• Instructions to follow:
Return each line of the data below exactly, omitting any pictures.

· · · · · · ·

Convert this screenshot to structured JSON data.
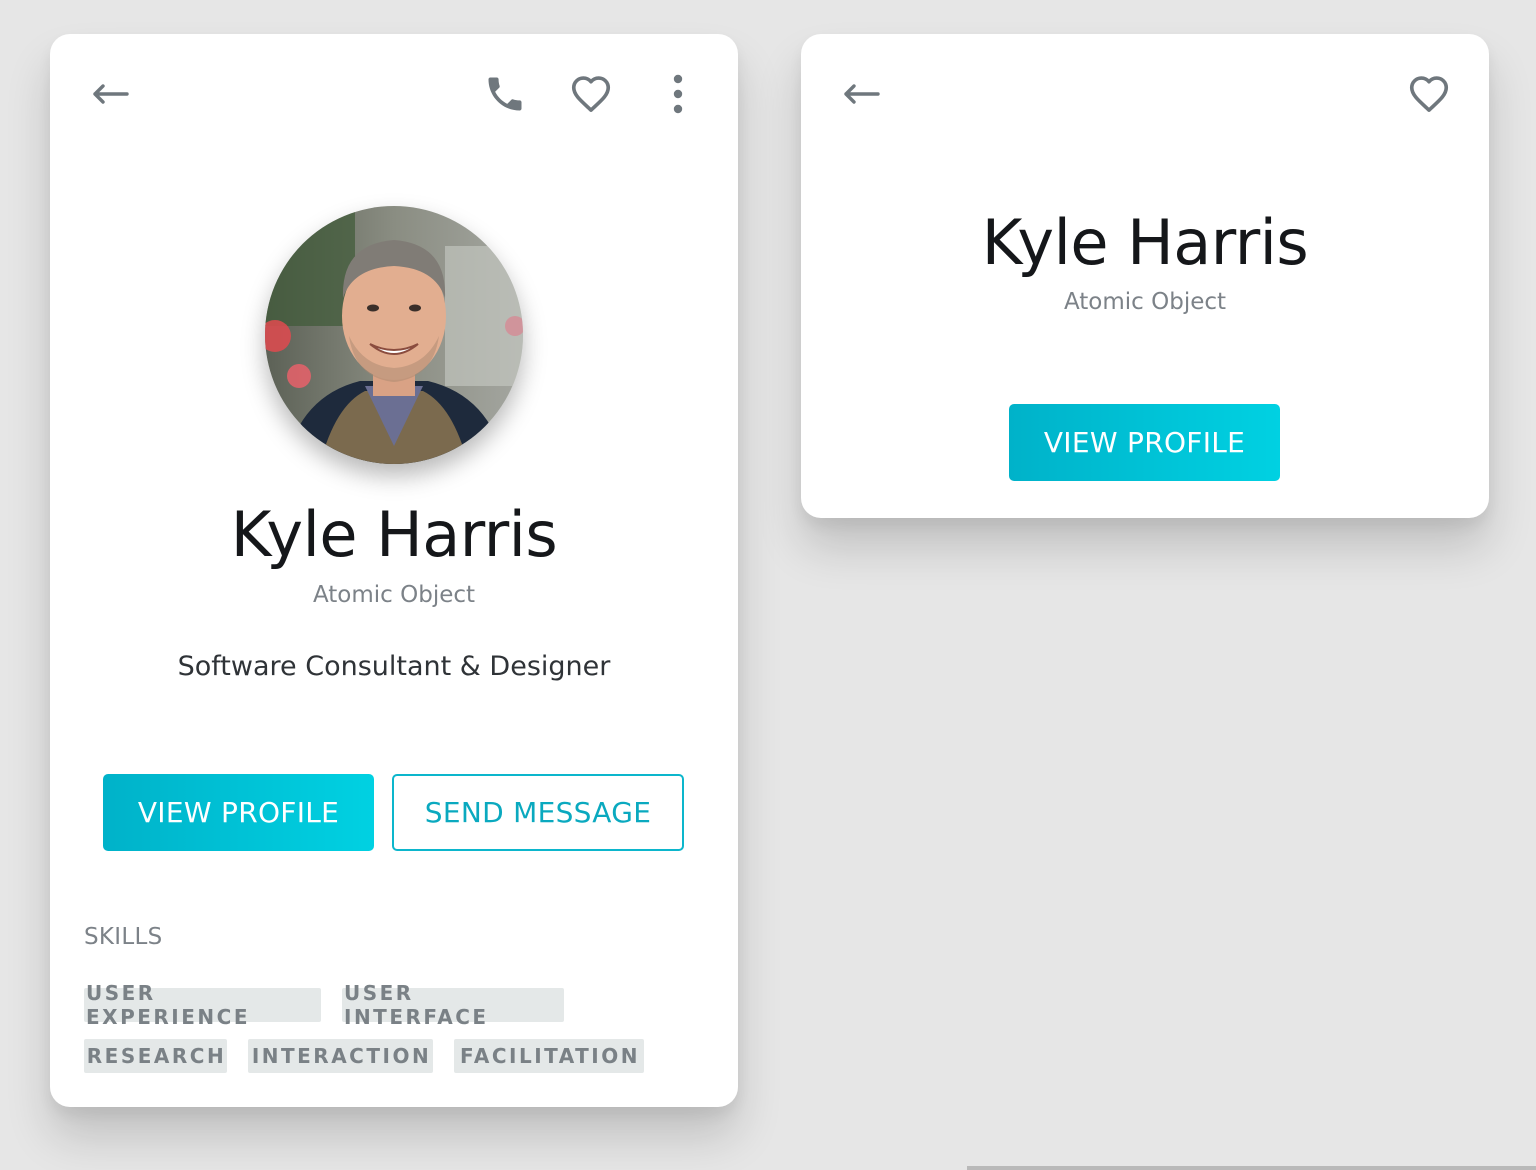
{
  "expanded_card": {
    "name": "Kyle Harris",
    "company": "Atomic Object",
    "title": "Software Consultant & Designer",
    "view_profile_label": "VIEW PROFILE",
    "send_message_label": "SEND MESSAGE",
    "skills_heading": "SKILLS",
    "skills": [
      "USER EXPERIENCE",
      "USER INTERFACE",
      "RESEARCH",
      "INTERACTION",
      "FACILITATION"
    ],
    "icons": [
      "back-arrow-icon",
      "phone-icon",
      "heart-icon",
      "more-vertical-icon"
    ]
  },
  "compact_card": {
    "name": "Kyle Harris",
    "company": "Atomic Object",
    "view_profile_label": "VIEW PROFILE",
    "icons": [
      "back-arrow-icon",
      "heart-icon"
    ]
  },
  "colors": {
    "accent": "#00c2d6",
    "accent_gradient_start": "#00b2c9",
    "accent_gradient_end": "#00d1e2",
    "icon": "#6f777d",
    "chip_bg": "#e4e8e8",
    "background": "#e6e6e6"
  }
}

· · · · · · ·

• Response to this task:
Convert this screenshot to structured JSON data.
{
  "expanded_card": {
    "name": "Kyle Harris",
    "company": "Atomic Object",
    "title": "Software Consultant & Designer",
    "view_profile_label": "VIEW PROFILE",
    "send_message_label": "SEND MESSAGE",
    "skills_heading": "SKILLS",
    "skills": [
      "USER EXPERIENCE",
      "USER INTERFACE",
      "RESEARCH",
      "INTERACTION",
      "FACILITATION"
    ],
    "icons": [
      "back-arrow-icon",
      "phone-icon",
      "heart-icon",
      "more-vertical-icon"
    ]
  },
  "compact_card": {
    "name": "Kyle Harris",
    "company": "Atomic Object",
    "view_profile_label": "VIEW PROFILE",
    "icons": [
      "back-arrow-icon",
      "heart-icon"
    ]
  },
  "colors": {
    "accent": "#00c2d6",
    "accent_gradient_start": "#00b2c9",
    "accent_gradient_end": "#00d1e2",
    "icon": "#6f777d",
    "chip_bg": "#e4e8e8",
    "background": "#e6e6e6"
  }
}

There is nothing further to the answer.